TRY IT:
Let your answer be the line containing "Parse this screenshot: output" and every line below it to the end of the records, copied exactly.

Data records for software interfaces:

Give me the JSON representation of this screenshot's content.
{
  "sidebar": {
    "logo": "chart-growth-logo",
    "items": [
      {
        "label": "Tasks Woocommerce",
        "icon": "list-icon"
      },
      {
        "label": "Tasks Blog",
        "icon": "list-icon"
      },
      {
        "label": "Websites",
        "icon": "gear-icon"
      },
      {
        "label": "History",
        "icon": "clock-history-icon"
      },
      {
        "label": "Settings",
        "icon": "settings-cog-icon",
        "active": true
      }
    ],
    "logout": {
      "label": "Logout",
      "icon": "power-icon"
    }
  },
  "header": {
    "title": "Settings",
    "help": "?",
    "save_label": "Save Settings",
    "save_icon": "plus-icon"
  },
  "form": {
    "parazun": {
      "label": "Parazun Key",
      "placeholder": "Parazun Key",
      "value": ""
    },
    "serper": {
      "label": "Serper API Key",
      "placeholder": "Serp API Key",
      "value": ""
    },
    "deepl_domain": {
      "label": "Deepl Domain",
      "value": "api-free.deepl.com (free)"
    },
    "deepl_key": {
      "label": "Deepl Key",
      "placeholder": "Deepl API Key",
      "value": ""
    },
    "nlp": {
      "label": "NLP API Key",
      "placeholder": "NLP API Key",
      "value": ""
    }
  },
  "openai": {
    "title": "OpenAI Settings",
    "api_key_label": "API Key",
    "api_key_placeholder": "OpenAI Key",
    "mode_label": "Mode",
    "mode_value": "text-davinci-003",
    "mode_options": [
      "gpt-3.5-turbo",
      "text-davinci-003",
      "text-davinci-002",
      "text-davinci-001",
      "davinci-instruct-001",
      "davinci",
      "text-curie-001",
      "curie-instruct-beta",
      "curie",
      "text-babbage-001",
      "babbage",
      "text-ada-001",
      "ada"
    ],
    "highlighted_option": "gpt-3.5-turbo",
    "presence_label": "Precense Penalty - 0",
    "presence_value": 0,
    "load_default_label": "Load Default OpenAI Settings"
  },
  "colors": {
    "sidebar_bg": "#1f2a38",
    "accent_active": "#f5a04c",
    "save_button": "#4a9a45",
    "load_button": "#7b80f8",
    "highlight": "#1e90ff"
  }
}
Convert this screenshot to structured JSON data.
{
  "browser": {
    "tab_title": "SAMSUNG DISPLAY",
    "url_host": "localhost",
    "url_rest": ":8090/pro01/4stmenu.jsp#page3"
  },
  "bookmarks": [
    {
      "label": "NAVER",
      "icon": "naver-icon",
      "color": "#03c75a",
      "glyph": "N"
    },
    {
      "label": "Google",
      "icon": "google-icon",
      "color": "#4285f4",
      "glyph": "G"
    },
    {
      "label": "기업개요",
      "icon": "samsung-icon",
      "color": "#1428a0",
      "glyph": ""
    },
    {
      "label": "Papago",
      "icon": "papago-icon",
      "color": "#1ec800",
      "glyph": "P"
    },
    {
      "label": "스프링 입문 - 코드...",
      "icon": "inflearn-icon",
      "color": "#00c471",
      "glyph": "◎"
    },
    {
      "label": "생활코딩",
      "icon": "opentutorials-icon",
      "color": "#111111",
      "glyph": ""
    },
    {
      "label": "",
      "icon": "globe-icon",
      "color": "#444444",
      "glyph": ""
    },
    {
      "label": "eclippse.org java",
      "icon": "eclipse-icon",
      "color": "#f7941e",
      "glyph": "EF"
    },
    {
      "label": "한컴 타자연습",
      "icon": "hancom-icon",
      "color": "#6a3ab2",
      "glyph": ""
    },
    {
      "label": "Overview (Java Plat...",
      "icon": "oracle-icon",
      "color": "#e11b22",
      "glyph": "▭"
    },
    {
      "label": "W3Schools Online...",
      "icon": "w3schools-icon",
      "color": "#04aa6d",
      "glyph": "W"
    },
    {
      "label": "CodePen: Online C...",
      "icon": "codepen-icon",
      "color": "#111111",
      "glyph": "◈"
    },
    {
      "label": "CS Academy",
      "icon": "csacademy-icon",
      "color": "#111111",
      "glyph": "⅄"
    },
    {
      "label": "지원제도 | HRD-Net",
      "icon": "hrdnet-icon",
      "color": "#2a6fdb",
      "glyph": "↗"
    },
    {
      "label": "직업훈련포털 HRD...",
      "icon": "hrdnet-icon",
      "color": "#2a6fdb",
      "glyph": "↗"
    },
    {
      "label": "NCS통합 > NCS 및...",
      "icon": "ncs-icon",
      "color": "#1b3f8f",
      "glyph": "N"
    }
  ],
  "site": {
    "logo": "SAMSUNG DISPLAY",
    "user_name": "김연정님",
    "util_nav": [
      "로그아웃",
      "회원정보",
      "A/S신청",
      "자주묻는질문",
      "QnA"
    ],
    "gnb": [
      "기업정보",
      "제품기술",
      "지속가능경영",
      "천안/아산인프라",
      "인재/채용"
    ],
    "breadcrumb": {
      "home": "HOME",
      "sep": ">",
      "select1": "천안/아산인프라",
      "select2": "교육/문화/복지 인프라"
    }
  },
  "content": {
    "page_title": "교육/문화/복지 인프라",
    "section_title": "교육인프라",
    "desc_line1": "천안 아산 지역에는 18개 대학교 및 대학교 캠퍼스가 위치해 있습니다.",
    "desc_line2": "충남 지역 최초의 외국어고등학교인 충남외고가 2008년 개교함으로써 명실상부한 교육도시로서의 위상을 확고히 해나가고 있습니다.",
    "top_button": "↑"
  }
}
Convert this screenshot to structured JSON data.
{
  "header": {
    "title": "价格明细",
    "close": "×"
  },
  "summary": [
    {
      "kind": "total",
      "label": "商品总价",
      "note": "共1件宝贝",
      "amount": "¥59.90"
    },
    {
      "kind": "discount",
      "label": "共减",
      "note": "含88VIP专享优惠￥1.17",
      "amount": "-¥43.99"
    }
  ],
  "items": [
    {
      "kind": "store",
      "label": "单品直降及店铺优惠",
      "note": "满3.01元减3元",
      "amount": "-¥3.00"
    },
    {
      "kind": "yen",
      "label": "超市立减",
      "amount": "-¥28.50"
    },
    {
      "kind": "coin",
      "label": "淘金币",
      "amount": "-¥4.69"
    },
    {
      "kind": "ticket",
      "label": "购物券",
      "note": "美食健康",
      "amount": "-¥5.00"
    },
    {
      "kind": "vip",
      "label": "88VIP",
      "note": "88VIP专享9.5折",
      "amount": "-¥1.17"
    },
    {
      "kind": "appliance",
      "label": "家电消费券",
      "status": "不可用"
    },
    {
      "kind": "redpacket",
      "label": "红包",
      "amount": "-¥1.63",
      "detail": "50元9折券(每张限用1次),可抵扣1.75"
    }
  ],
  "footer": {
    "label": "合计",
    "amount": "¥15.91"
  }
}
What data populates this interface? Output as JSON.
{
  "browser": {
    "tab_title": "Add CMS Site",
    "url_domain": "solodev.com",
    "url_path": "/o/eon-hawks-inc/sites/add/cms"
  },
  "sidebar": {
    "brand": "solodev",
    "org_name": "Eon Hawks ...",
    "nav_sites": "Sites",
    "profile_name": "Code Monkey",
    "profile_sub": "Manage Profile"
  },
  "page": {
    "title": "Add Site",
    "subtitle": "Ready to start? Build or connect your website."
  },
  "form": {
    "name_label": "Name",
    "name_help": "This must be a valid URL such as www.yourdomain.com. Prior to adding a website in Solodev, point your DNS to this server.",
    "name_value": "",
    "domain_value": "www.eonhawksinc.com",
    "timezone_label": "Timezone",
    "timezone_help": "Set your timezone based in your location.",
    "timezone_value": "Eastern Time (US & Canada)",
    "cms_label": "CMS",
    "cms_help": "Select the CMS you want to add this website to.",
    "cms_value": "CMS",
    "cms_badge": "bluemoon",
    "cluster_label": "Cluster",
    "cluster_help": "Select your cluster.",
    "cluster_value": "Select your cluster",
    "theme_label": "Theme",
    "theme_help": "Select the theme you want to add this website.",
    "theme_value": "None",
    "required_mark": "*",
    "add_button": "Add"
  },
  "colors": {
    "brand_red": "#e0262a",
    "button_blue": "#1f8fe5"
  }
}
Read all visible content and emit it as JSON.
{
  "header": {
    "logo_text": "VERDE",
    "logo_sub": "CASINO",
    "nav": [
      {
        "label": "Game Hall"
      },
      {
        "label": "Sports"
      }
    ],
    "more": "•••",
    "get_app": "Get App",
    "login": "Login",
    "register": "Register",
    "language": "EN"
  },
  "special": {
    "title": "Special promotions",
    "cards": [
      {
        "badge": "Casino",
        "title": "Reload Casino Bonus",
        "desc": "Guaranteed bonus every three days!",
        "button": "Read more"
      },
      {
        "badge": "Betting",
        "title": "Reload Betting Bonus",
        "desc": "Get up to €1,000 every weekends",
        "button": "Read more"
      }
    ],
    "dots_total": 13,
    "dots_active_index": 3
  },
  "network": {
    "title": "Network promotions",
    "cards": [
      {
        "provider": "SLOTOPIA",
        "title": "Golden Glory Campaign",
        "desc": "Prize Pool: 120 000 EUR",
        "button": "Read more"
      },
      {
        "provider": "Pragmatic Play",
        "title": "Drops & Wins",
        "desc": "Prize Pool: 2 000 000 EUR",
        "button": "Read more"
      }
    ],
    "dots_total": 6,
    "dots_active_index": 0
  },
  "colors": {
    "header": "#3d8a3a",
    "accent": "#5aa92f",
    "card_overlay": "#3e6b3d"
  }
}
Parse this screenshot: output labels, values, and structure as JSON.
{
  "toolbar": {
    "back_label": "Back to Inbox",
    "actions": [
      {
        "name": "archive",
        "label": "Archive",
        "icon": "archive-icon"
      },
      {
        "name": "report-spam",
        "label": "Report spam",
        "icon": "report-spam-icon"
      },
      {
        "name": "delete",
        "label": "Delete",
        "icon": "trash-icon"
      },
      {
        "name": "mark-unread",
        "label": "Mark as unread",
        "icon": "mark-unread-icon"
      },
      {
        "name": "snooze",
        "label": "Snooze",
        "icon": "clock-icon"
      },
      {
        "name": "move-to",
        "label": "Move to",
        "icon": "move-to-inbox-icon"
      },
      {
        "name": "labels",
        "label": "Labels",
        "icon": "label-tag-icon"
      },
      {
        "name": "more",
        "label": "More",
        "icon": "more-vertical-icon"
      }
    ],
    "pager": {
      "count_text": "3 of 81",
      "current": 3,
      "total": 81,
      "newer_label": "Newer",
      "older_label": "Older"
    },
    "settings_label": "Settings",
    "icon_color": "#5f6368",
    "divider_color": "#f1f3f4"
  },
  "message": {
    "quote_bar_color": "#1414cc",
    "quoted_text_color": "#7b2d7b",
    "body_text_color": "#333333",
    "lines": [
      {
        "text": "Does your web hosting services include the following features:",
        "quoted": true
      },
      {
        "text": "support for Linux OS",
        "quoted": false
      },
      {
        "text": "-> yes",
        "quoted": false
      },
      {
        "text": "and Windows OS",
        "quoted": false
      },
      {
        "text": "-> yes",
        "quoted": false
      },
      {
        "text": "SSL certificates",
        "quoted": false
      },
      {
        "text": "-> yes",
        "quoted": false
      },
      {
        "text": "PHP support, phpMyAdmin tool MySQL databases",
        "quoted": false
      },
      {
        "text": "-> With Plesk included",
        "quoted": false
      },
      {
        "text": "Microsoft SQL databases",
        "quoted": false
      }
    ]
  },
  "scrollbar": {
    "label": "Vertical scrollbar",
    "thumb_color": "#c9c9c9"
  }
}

RESPONSE BOX:
Parse this screenshot: output labels, values, and structure as JSON.
{
  "toolbar": {
    "back_label": "Back to Inbox",
    "actions": [
      {
        "name": "archive",
        "label": "Archive",
        "icon": "archive-icon"
      },
      {
        "name": "report-spam",
        "label": "Report spam",
        "icon": "report-spam-icon"
      },
      {
        "name": "delete",
        "label": "Delete",
        "icon": "trash-icon"
      },
      {
        "name": "mark-unread",
        "label": "Mark as unread",
        "icon": "mark-unread-icon"
      },
      {
        "name": "snooze",
        "label": "Snooze",
        "icon": "clock-icon"
      },
      {
        "name": "move-to",
        "label": "Move to",
        "icon": "move-to-inbox-icon"
      },
      {
        "name": "labels",
        "label": "Labels",
        "icon": "label-tag-icon"
      },
      {
        "name": "more",
        "label": "More",
        "icon": "more-vertical-icon"
      }
    ],
    "pager": {
      "count_text": "3 of 81",
      "current": 3,
      "total": 81,
      "newer_label": "Newer",
      "older_label": "Older"
    },
    "settings_label": "Settings",
    "icon_color": "#5f6368",
    "divider_color": "#f1f3f4"
  },
  "message": {
    "quote_bar_color": "#1414cc",
    "quoted_text_color": "#7b2d7b",
    "body_text_color": "#333333",
    "lines": [
      {
        "text": "Does your web hosting services include the following features:",
        "quoted": true
      },
      {
        "text": "support for Linux OS",
        "quoted": false
      },
      {
        "text": "-> yes",
        "quoted": false
      },
      {
        "text": "and Windows OS",
        "quoted": false
      },
      {
        "text": "-> yes",
        "quoted": false
      },
      {
        "text": "SSL certificates",
        "quoted": false
      },
      {
        "text": "-> yes",
        "quoted": false
      },
      {
        "text": "PHP support, phpMyAdmin tool MySQL databases",
        "quoted": false
      },
      {
        "text": "-> With Plesk included",
        "quoted": false
      },
      {
        "text": "Microsoft SQL databases",
        "quoted": false
      }
    ]
  },
  "scrollbar": {
    "label": "Vertical scrollbar",
    "thumb_color": "#c9c9c9"
  }
}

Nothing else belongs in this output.